Saturday, August 22, 2015

Egypt’s First Museum of Arabic Calligraphy to Open Today

The work of a student of Arabic calligraphy, using bamboo pens (qalams) and brown ink, tracing over the teacher's work in black ink. Credit: Aieman Khimji/ Flickr

The work of a student of Arabic calligraphy, using bamboo pens (qalams) and brown ink, tracing over the teacher’s work in black ink

Amid an atmosphere of anticipation, Egyptian coastal city Alexandria prepares itself for the inauguration of the city’s latest project for cultural preservation, the Museum of Arabic Calligraphy, due to be inaugurated on Saturday, aS reported.

As part of an inclusive renovation project for the Hussein Sobhy Museum of Fine Arts situated in Moharram Bey area, the new museum will open its gates tonight at seven in the evening in the presence of the Minister of Culture Abdel Wahed al-Nabawy, the Governor of Alexandria Hani el-Messiry and the Head of Fine Arts Sector Hamdy Abo el-Maati.

The Museum of Arabic Calligraphy, the latest addition to the Alexandria Museum of Fine Arts. Source: Archinos Architecture

The Museum of Arabic Calligraphy, the latest addition to the Alexandria Museum of Fine Arts

In an official statement, Abo el-Maati explained that “the museum is specialized in the art and aesthetics of Arabic calligraphy and contains a collection of Arabic manuscript masterpieces created by artists of our current and past times.”

Renowned for their wide experience in modern design, conservation projects and designing interpretative displays in national museums, Archinos Architecture, a Cairo based firm, was commissioned by the Ministry of Culture in 2009 to take the project under its wings.

Curtained in a glass wall bearing Islamic motifs and Arabic calligraphy, the museum façade radiates an entwined identity of modernity, and Islamic and Arabic culture.

History of Arabic Calligraphy

Source: Mohamed Zakariya, Calligrapher

Known in Arabic as khatt –meaning line, design, or construction- Arabic calligraphy is a form of art cherished by letterers across Arabic speaking countries in North Africa and the Arabian Peninsula. Despite it being language based, Arabic calligraphy is oftentimes associated to the Islamic culture and the Qur’an. This shows clearly in the frequent basing of calligraphy artwork on excerpts from the Islamic holy book, Qur’an.

Although the exact origins of the Arabic lettering are unclear, Canaanite and Aramic Nabataean inscriptions that date back to the 14th century BC have been discovered by archaeologists in the northern parts of the Arabian Peninsula, and are believed to link to the Arabic alphabets, or even be the early origins of Arabic lettering.

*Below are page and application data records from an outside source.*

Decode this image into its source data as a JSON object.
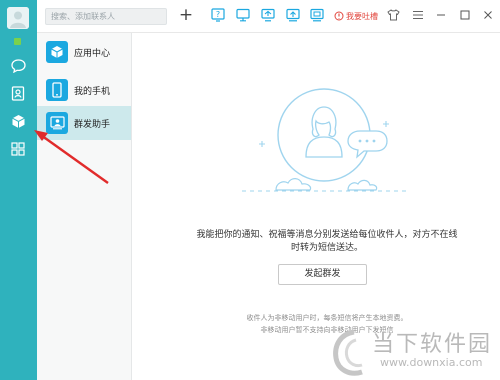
{
  "colors": {
    "rail": "#2fb2bd",
    "accent": "#1ba8e0",
    "active_nav": "#cde9ec",
    "feedback": "#e2483f",
    "illustration": "#9fd4ee",
    "annotation_arrow": "#e12b2b"
  },
  "search": {
    "placeholder": "搜索、添加联系人"
  },
  "toolbar": {
    "add_label": "+",
    "feedback_label": "我要吐槽",
    "icons": [
      "help-icon",
      "monitor-icon",
      "cast-icon",
      "upload-icon",
      "screen-icon",
      "feedback-icon",
      "shirt-icon",
      "menu-icon",
      "minimize-icon",
      "maximize-icon",
      "close-icon"
    ]
  },
  "rail": {
    "icons": [
      "avatar",
      "status-online",
      "chat-icon",
      "contacts-icon",
      "app-cube-icon",
      "grid-icon"
    ]
  },
  "nav": {
    "items": [
      {
        "label": "应用中心",
        "icon": "cube-icon"
      },
      {
        "label": "我的手机",
        "icon": "phone-icon"
      },
      {
        "label": "群发助手",
        "icon": "group-send-icon",
        "active": true
      }
    ]
  },
  "main": {
    "description_line1": "我能把你的通知、祝福等消息分别发送给每位收件人，对方不在线",
    "description_line2": "时转为短信送达。",
    "launch_button": "发起群发",
    "note_line1": "收件人为非移动用户时，每条短信将产生本地资费。",
    "note_line2": "非移动用户暂不支持向非移动用户下发短信"
  },
  "watermark": {
    "text": "当下软件园",
    "url": "www.downxia.com"
  }
}
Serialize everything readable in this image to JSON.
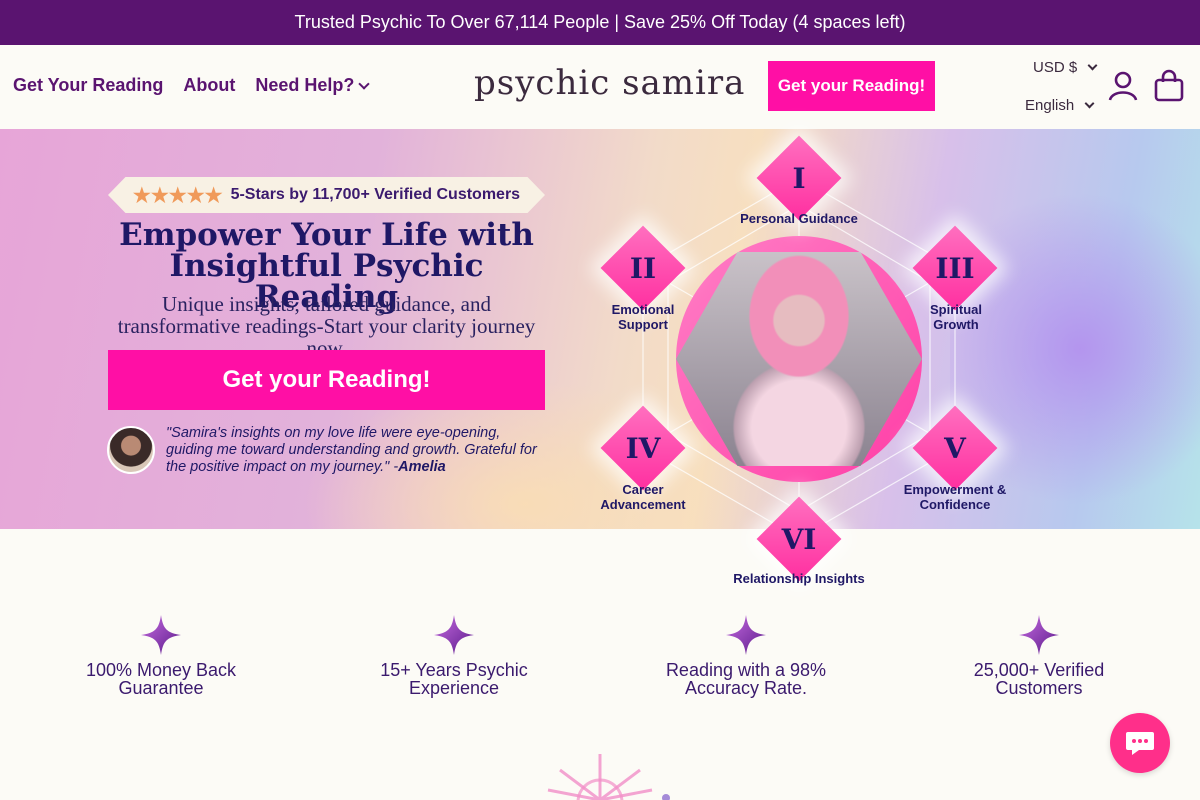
{
  "announcement": "Trusted Psychic To Over 67,114 People | Save 25% Off Today (4 spaces left)",
  "nav": {
    "reading": "Get Your Reading",
    "about": "About",
    "help": "Need Help?"
  },
  "logo": "psychic samira",
  "header_cta": "Get your Reading!",
  "currency": "USD $",
  "language": "English",
  "hero": {
    "stars_text": "5-Stars by 11,700+ Verified Customers",
    "stars_glyphs": "★★★★★",
    "title": "Empower Your Life with Insightful Psychic Reading",
    "subtitle": "Unique insights, tailored guidance, and transformative readings-Start your clarity journey now.",
    "cta": "Get your Reading!",
    "quote": "\"Samira's insights on my love life were eye-opening, guiding me toward understanding and growth. Grateful for the positive impact on my journey.\" -",
    "quote_author": "Amelia"
  },
  "wheel": [
    {
      "numeral": "I",
      "label": "Personal Guidance"
    },
    {
      "numeral": "II",
      "label": "Emotional Support"
    },
    {
      "numeral": "III",
      "label": "Spiritual Growth"
    },
    {
      "numeral": "IV",
      "label": "Career Advancement"
    },
    {
      "numeral": "V",
      "label": "Empowerment & Confidence"
    },
    {
      "numeral": "VI",
      "label": "Relationship Insights"
    }
  ],
  "features": [
    "100% Money Back Guarantee",
    "15+ Years Psychic Experience",
    "Reading with a 98% Accuracy Rate.",
    "25,000+ Verified Customers"
  ],
  "icons": {
    "account": "user-icon",
    "cart": "bag-icon",
    "chat": "chat-icon",
    "feature": "sparkle-icon"
  },
  "colors": {
    "brand_purple": "#5a1470",
    "cta_pink": "#ff0fa5",
    "title_navy": "#1f1866"
  }
}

Comparison of the old scripts letters. Source: Wikipedia

Comparison of the old scripts letters.

Nevertheless, early scripts of the Qur’an are considered as some of the oldest references to early Arabic calligraphy and lettering as we know it today. The script used for the early Qur’an writings is commonly known as Kufic scripts –named after the city of Kufa in Iraq where it first appeared- and was developed around the 7th century, and remained popular until the 13th century.

As time passed, Arabic calligraphy underwent many developments that were influenced differently by geographic presence and the time during which they were developed. Among the most influential dynasties in the development of Arabic calligraphy are the Abbasid Dynasty (758-1258 AD), the Safavic Dynasty (1502- 1736 AD) developed in Persia and the Ottoman Dynasty (1444-1923 AD).

The measurements of the Arabic letters showing similarity, according to Ibn ar-Rawandi, Rahat as-sudur. Source: source: Annemarie Schimmel

The measurements of the Arabic letters showing similarity, according to Ibn ar-Rawandi, Rahat as-sudur

Meanwhile, an example of other scripts that were influenced by the whereabouts of their development is the Maghribi script which was developed in the western countries of North Africa during the Islamic Empire.

Verses from the Holy Qur’an written in the Maghribi script. Source: Wikimedia

Verses from the Holy Qur’an written in the Maghribi script.

Today, the two most commonly used scripts by everyday Arabic speakers are Naskh and Riq’ah.